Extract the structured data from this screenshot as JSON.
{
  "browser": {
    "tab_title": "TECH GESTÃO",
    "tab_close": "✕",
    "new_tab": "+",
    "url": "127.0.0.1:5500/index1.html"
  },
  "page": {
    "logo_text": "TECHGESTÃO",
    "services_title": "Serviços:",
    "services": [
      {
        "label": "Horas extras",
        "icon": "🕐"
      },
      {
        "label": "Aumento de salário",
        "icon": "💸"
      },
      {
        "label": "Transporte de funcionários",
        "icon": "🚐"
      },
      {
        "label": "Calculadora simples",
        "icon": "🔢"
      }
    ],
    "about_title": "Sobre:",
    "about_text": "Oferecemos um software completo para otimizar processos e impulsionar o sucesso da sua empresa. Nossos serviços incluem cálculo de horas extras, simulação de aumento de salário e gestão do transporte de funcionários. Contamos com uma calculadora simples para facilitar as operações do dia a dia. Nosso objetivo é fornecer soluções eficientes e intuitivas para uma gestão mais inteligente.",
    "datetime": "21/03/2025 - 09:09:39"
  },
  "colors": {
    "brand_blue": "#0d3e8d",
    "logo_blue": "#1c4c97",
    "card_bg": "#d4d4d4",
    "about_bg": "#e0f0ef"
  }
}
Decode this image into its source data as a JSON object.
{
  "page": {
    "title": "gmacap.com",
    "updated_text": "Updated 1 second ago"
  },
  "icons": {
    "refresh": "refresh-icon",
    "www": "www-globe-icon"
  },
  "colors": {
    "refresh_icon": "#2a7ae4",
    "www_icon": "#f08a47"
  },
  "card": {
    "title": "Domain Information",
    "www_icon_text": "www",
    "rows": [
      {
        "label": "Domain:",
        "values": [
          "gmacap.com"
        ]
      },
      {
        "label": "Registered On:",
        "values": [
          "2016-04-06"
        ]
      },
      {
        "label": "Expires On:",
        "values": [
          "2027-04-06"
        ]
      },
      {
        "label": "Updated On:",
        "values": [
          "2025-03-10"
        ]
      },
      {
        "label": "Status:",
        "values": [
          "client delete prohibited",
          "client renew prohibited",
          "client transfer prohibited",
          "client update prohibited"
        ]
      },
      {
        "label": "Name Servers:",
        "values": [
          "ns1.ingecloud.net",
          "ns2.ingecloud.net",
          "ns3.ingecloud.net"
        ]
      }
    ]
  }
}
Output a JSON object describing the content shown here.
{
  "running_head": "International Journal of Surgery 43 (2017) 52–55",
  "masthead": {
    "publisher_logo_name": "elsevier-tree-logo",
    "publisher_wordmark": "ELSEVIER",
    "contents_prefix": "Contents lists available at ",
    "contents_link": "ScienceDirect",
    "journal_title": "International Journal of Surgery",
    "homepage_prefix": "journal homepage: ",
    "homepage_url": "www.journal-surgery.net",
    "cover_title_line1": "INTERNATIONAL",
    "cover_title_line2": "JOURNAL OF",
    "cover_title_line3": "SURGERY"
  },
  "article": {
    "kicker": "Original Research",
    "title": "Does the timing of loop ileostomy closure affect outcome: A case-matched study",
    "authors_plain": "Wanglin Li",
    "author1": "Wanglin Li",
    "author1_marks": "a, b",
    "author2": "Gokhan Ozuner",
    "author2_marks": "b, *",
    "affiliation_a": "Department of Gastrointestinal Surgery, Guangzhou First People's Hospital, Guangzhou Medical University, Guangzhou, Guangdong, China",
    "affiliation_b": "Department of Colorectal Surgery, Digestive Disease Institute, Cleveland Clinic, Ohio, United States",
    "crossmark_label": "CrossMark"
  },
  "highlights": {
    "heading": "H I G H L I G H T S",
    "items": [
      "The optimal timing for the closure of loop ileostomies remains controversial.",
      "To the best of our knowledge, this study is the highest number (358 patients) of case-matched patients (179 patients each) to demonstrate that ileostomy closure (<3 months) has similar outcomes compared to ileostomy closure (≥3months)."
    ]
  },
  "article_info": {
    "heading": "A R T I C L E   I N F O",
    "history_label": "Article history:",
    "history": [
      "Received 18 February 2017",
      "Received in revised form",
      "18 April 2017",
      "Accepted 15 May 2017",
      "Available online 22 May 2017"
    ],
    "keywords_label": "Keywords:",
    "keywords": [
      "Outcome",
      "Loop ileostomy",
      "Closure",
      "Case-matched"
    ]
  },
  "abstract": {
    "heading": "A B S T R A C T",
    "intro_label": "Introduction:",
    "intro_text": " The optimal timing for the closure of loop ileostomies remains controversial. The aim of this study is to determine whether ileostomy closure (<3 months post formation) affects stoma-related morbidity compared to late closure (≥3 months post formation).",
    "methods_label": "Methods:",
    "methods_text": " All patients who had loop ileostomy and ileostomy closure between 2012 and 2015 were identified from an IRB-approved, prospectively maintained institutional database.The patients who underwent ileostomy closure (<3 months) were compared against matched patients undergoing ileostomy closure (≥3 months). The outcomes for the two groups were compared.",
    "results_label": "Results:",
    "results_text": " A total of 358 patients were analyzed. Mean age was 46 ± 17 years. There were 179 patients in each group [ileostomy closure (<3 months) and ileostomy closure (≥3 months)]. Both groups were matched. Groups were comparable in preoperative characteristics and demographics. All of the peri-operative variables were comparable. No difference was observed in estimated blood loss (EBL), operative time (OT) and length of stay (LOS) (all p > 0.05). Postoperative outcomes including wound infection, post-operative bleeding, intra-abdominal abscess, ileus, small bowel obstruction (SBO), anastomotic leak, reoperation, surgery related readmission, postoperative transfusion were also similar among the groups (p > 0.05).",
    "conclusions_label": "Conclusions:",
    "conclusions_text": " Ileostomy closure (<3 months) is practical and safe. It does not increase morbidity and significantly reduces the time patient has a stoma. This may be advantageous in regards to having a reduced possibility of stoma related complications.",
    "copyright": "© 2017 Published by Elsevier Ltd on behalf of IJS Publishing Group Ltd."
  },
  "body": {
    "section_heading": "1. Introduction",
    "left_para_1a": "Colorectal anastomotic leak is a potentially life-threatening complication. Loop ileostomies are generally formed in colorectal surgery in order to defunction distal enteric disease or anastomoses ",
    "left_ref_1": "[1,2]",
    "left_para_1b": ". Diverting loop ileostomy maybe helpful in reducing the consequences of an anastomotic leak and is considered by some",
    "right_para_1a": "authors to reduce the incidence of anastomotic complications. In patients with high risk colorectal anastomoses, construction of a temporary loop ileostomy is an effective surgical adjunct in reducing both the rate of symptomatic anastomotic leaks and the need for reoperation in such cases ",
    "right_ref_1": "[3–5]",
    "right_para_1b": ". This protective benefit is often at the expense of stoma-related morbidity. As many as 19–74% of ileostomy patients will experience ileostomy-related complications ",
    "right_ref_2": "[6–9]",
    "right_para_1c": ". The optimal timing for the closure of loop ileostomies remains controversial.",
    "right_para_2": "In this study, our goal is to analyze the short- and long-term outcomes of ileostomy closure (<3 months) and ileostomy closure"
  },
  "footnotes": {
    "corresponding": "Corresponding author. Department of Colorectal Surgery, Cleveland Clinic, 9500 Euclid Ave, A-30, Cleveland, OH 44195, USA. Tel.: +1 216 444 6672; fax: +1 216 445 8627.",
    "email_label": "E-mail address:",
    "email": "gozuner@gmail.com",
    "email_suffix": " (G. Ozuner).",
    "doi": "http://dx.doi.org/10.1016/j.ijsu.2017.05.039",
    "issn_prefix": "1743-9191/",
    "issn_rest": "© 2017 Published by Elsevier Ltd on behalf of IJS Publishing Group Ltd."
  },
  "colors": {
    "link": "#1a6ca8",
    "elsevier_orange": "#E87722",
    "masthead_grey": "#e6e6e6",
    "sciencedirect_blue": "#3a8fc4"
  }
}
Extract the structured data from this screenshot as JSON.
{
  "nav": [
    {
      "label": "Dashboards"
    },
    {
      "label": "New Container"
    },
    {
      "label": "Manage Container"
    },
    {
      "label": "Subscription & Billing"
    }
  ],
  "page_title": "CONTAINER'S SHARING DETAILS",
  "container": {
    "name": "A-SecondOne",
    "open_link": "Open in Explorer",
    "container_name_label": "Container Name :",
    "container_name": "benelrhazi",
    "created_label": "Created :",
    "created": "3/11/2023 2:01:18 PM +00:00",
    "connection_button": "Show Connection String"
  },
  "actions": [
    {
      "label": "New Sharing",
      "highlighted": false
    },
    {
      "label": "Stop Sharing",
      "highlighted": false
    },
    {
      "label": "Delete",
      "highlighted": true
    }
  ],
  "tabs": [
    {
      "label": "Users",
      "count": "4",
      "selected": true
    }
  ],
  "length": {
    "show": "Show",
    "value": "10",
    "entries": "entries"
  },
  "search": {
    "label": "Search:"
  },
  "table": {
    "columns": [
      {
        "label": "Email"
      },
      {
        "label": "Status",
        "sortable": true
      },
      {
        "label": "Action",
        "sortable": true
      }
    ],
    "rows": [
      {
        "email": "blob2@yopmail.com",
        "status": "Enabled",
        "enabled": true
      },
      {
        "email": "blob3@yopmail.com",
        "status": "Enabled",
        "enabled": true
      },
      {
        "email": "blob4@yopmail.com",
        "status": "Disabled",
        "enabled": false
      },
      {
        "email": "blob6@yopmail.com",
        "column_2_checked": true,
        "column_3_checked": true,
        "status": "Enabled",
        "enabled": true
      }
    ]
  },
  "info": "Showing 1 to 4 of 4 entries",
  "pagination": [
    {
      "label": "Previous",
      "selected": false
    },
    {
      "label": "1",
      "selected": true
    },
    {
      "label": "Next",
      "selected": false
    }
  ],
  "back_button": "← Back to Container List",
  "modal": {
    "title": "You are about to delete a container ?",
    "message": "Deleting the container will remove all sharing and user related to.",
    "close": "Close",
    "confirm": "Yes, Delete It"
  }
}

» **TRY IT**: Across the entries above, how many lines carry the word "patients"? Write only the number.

» **EXERCISE OUTPUT**: 5